WHAT IS BEING ASKED:
Extract each line of the records below that contains the word "partly".

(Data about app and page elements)
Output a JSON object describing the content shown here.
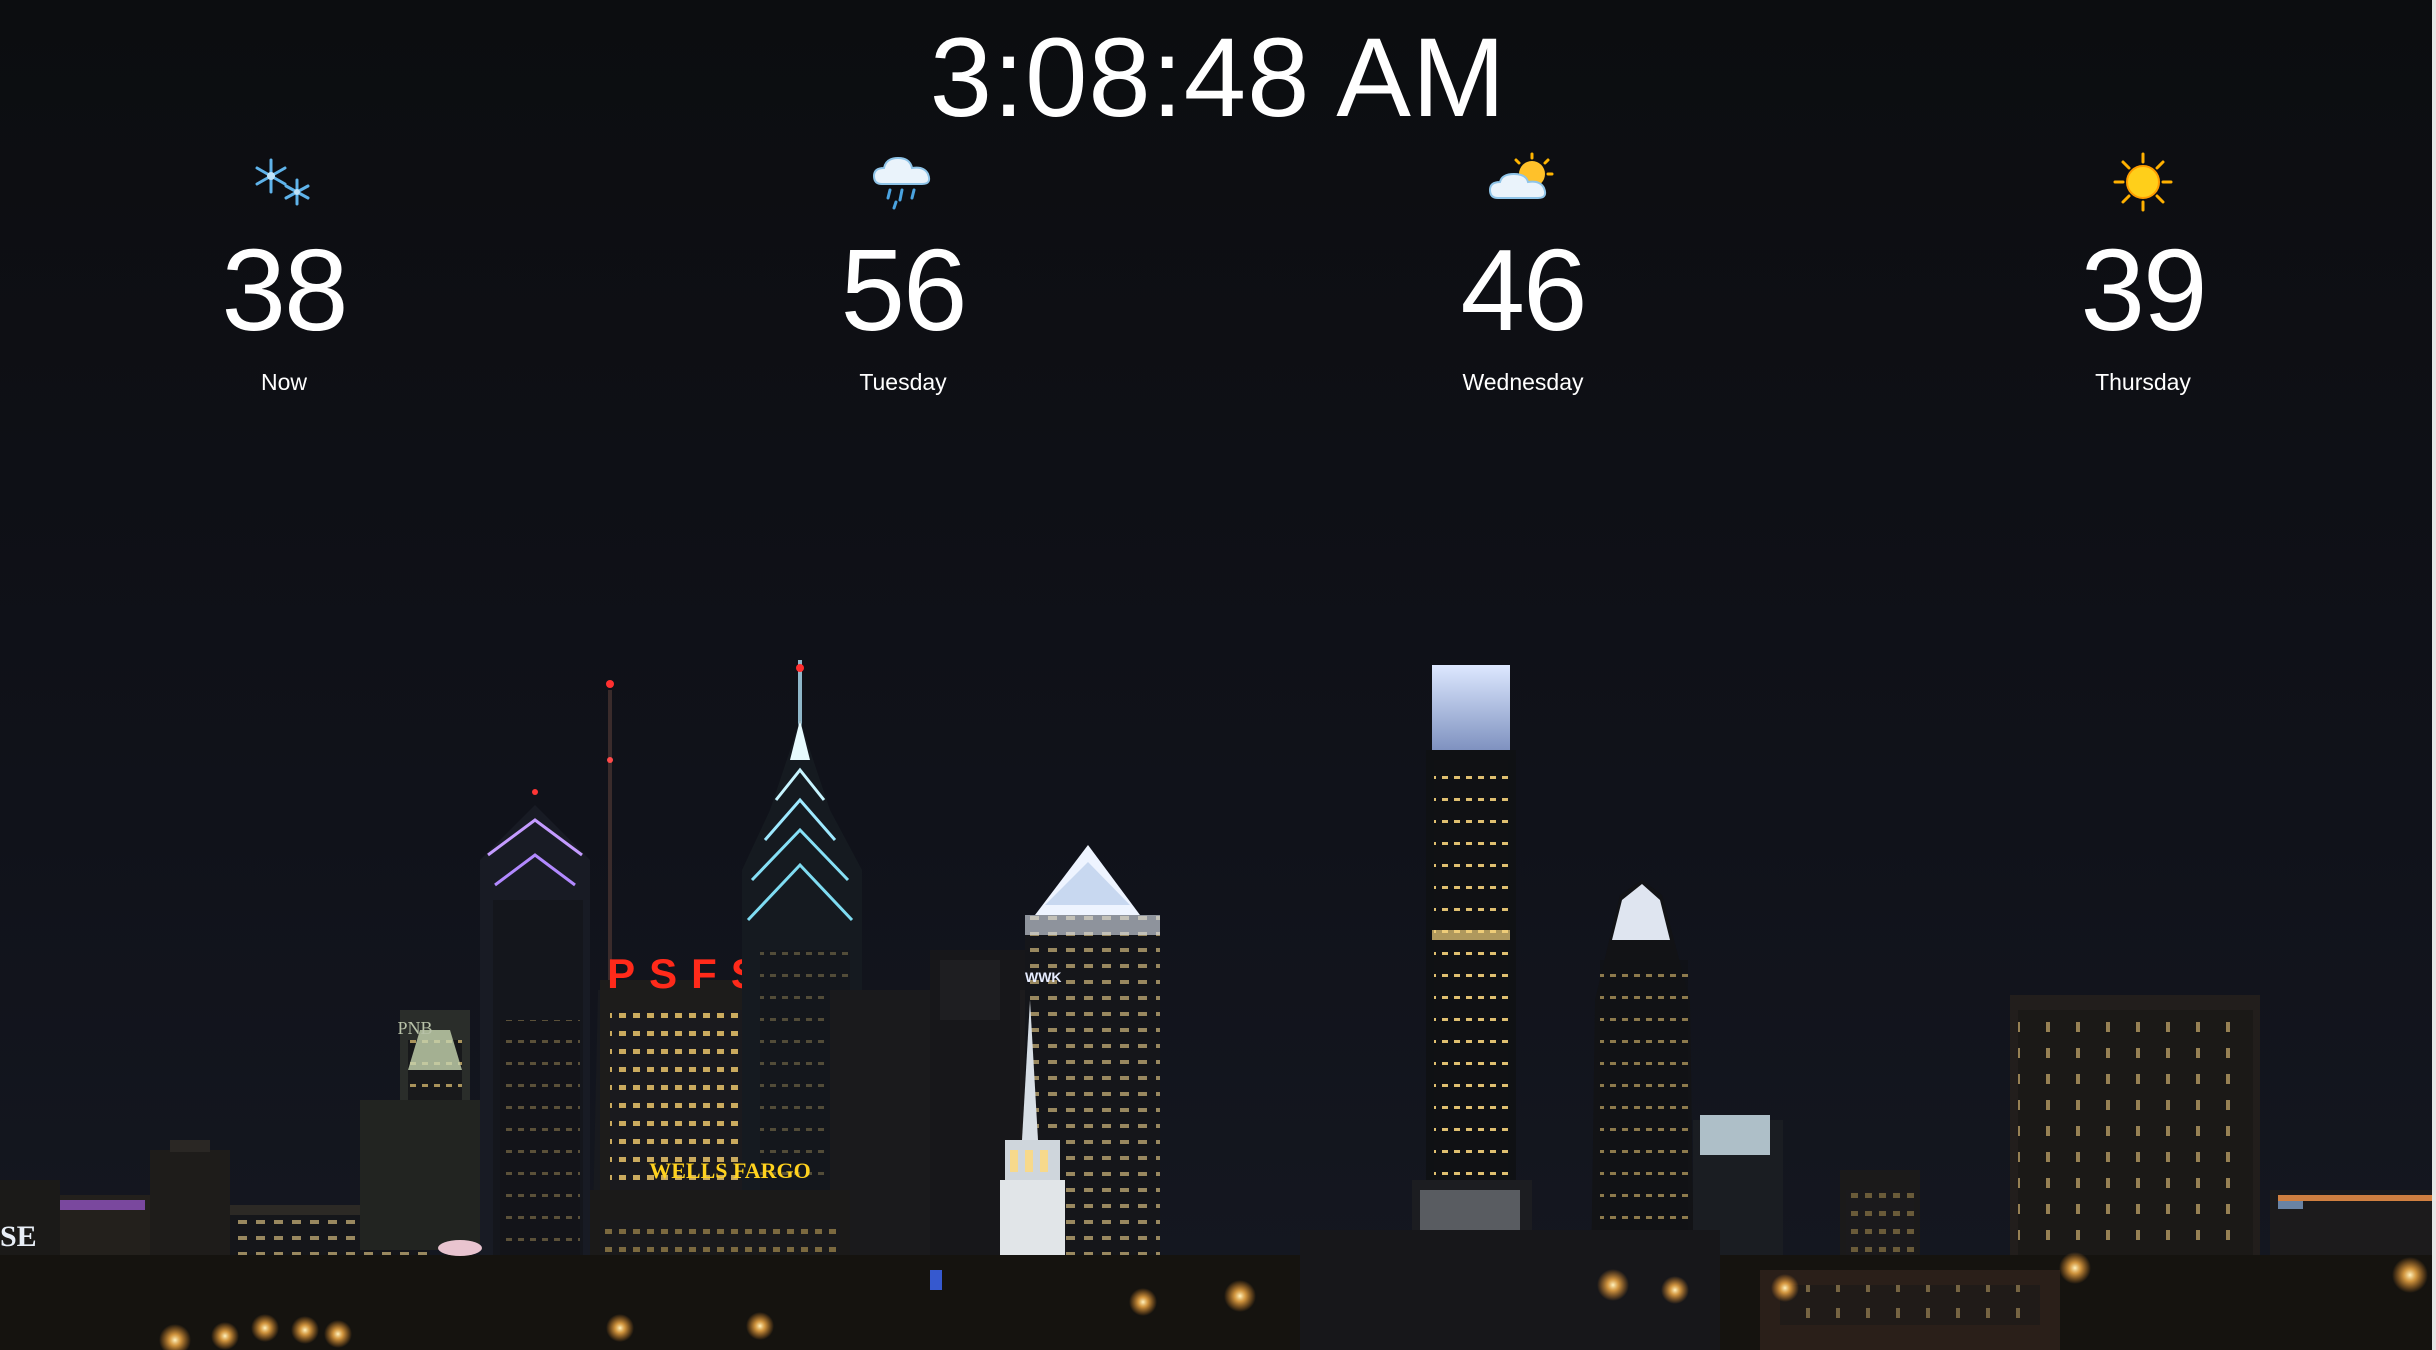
{
  "clock": {
    "time": "3:08:48 AM"
  },
  "forecast": [
    {
      "label": "Now",
      "temp": "38",
      "icon": "snowflake-icon"
    },
    {
      "label": "Tuesday",
      "temp": "56",
      "icon": "rain-cloud-icon"
    },
    {
      "label": "Wednesday",
      "temp": "46",
      "icon": "partly-cloudy-icon"
    },
    {
      "label": "Thursday",
      "temp": "39",
      "icon": "sun-icon"
    }
  ],
  "skyline_signs": {
    "psfs": "PSFS",
    "wells_fargo": "WELLS FARGO",
    "pnb": "PNB",
    "edge_sign": "SE",
    "wwk": "WWK"
  },
  "colors": {
    "background": "#0d0e11",
    "text": "#ffffff",
    "psfs_sign": "#ff2a1a",
    "wells_fargo_sign": "#ffd21e",
    "icon_blue": "#5fb3ea",
    "icon_sun": "#ffb400"
  }
}
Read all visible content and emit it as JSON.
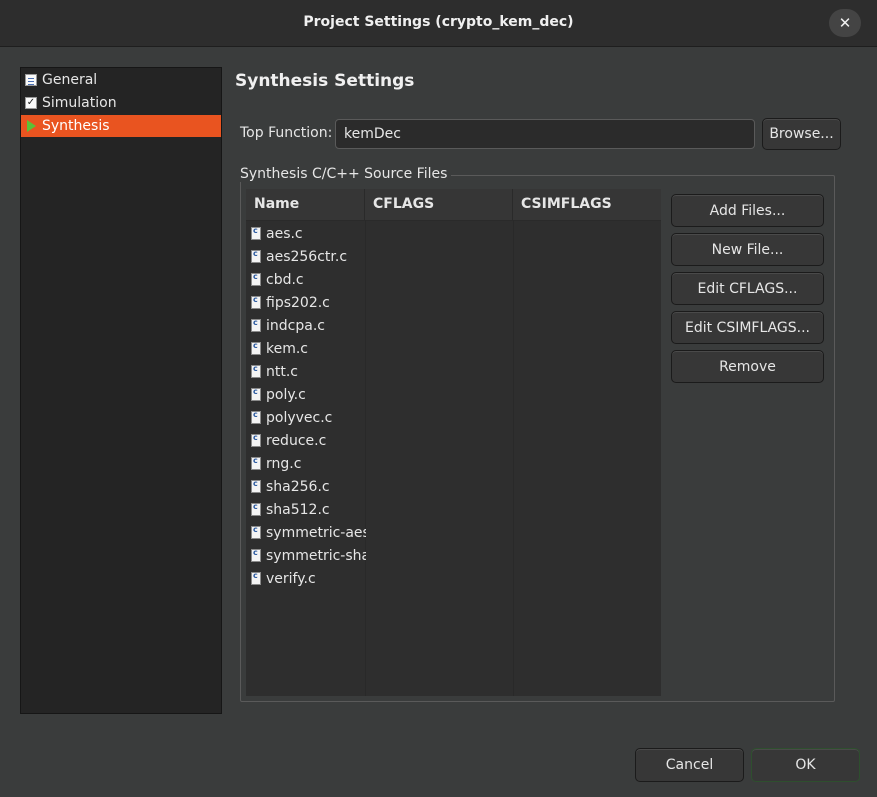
{
  "window": {
    "title": "Project Settings (crypto_kem_dec)",
    "close_glyph": "✕"
  },
  "nav": {
    "items": [
      {
        "label": "General",
        "icon": "general-settings-icon"
      },
      {
        "label": "Simulation",
        "icon": "checkbox-icon"
      },
      {
        "label": "Synthesis",
        "icon": "play-icon",
        "selected": true
      }
    ]
  },
  "synthesis": {
    "section_title": "Synthesis Settings",
    "top_function_label": "Top Function:",
    "top_function_value": "kemDec",
    "browse_label": "Browse...",
    "group_label": "Synthesis C/C++ Source Files",
    "table": {
      "headers": [
        "Name",
        "CFLAGS",
        "CSIMFLAGS"
      ],
      "files": [
        "aes.c",
        "aes256ctr.c",
        "cbd.c",
        "fips202.c",
        "indcpa.c",
        "kem.c",
        "ntt.c",
        "poly.c",
        "polyvec.c",
        "reduce.c",
        "rng.c",
        "sha256.c",
        "sha512.c",
        "symmetric-aes",
        "symmetric-sha",
        "verify.c"
      ]
    },
    "buttons": {
      "add_files": "Add Files...",
      "new_file": "New File...",
      "edit_cflags": "Edit CFLAGS...",
      "edit_csimflags": "Edit CSIMFLAGS...",
      "remove": "Remove"
    }
  },
  "footer": {
    "cancel": "Cancel",
    "ok": "OK"
  },
  "colors": {
    "accent": "#e95420",
    "background": "#3a3c3c",
    "titlebar": "#2d2d2d"
  }
}
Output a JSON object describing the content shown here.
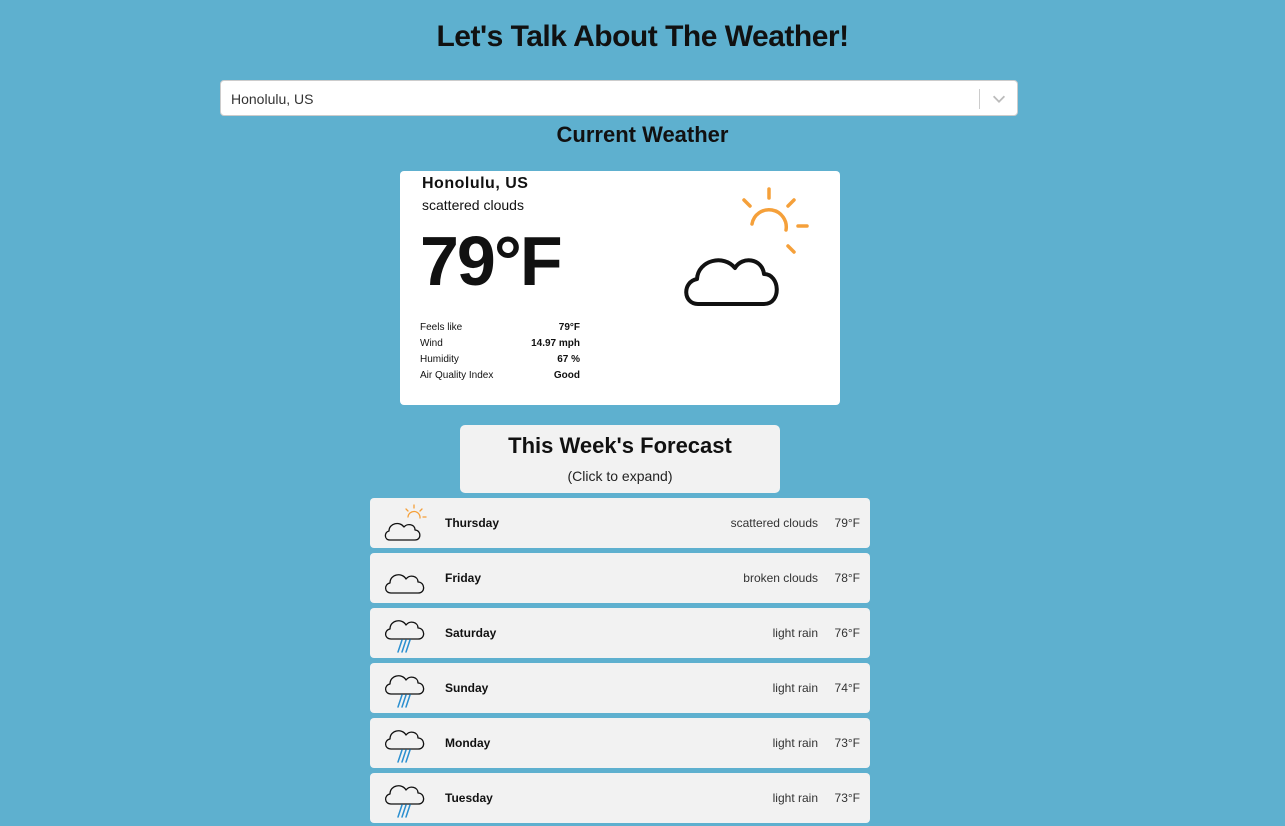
{
  "header": {
    "title": "Let's Talk About The Weather!"
  },
  "search": {
    "value": "Honolulu, US"
  },
  "current": {
    "section_title": "Current Weather",
    "city": "Honolulu, US",
    "description": "scattered clouds",
    "temperature": "79°F",
    "icon": "partly-cloudy-icon",
    "details": [
      {
        "label": "Feels like",
        "value": "79°F"
      },
      {
        "label": "Wind",
        "value": "14.97 mph"
      },
      {
        "label": "Humidity",
        "value": "67 %"
      },
      {
        "label": "Air Quality Index",
        "value": "Good"
      }
    ]
  },
  "forecast": {
    "title": "This Week's Forecast",
    "subtitle": "(Click to expand)",
    "days": [
      {
        "day": "Thursday",
        "description": "scattered clouds",
        "temp": "79°F",
        "icon": "partly-cloudy-icon"
      },
      {
        "day": "Friday",
        "description": "broken clouds",
        "temp": "78°F",
        "icon": "cloud-icon"
      },
      {
        "day": "Saturday",
        "description": "light rain",
        "temp": "76°F",
        "icon": "rain-icon"
      },
      {
        "day": "Sunday",
        "description": "light rain",
        "temp": "74°F",
        "icon": "rain-icon"
      },
      {
        "day": "Monday",
        "description": "light rain",
        "temp": "73°F",
        "icon": "rain-icon"
      },
      {
        "day": "Tuesday",
        "description": "light rain",
        "temp": "73°F",
        "icon": "rain-icon"
      }
    ]
  },
  "colors": {
    "background": "#5eb0cf",
    "sun": "#f5a03a",
    "rain": "#2a8fd0",
    "card": "#f2f2f2"
  }
}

PROBLEM SOLUTION:
      "icon": "partly-cloudy-icon"
    "icon": "partly-cloudy-icon",
        "icon": "partly-cloudy-icon"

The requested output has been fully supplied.